On the way back to the S-bahn station, I stop at a Jehovah’s Witness stand on the sidewalk right outside the Lageso grounds. I’m struck by the cover image of their pamphlet in Arabic, a photograph of a happy modern Arabic family (the mother is not in hajib, the father not in robes, the children’s digs are from any fashionable catalog or outlet—they could be a secular family anywhere in the West). Posed together, they smile into the father’s smartphone as they take a family selfie. I pick up a copy and start leafing through it. A white German guy in tweed—he’d fit in at Oxford or Cambridge—begins to tell me about the contents: Lots of good information about how to manage money, be a good parent, a good husband and wife . . . Are Muslims trying to register at Lageso showing much interest, I say. Oh, yes, they really are, he says. They know about us already because we have people in Syria. But here, he continues, Arabs who were afraid to show interest in Christianity are free to ask questions and come to our meetings. And some Arabs are already Christian, I say. Oh, yes, they really are, he agrees, and we have so much practical information to help them get started in German society. Are you getting many converts yet, I say. Oh, yes, we really are. The Arab people who come to Germany are very interested. I find the cheerful optimism grotesque given the situation of the refugees; the modern family depicted in their literature, pure fantasy, has no resemblance to anyone or anything in Berlin—Muslim, Christian, Jewish, or of any faith.

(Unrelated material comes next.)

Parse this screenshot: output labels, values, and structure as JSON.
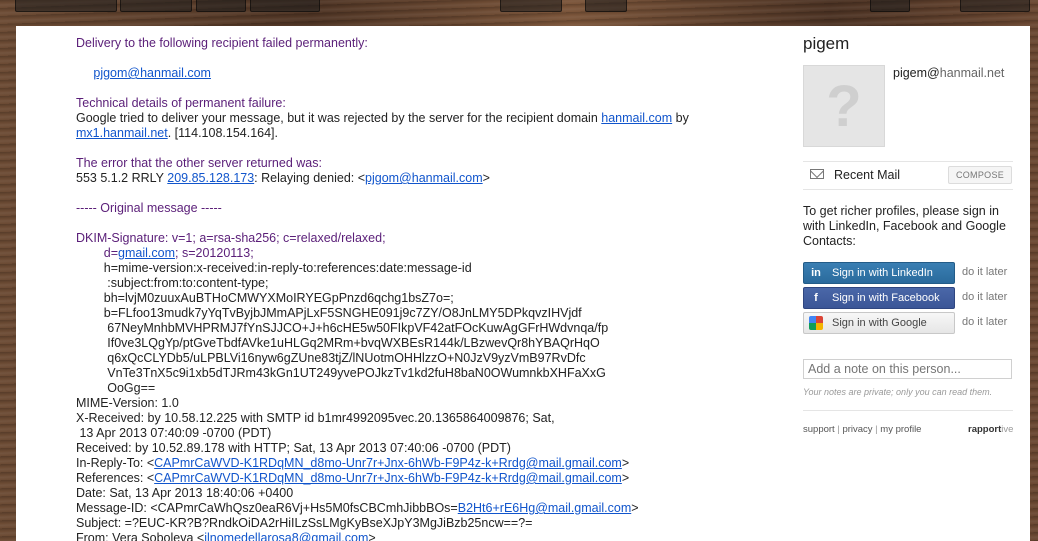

But the Jehovah Witness’ prohibitions (no interfaith marriage; demonization of sexuality outside of marriage, including homosexuality and masturbation), and their control of congregants’ lives, does dovetail nicely with Sharia control of individual personal life. Even their corruption of sacred texts (the Bible, the Koran) as fundamentalist codes of conduct share a common set of ambitions. Maybe the guy’s not exaggerating. And with the 165,000 Jehovah’s Witnesses in Germany living peaceful lives . . .? There could be, and are, worse influences . . . (Though the history of the Jehovah Witnesses appeasing of Hitler is a different story).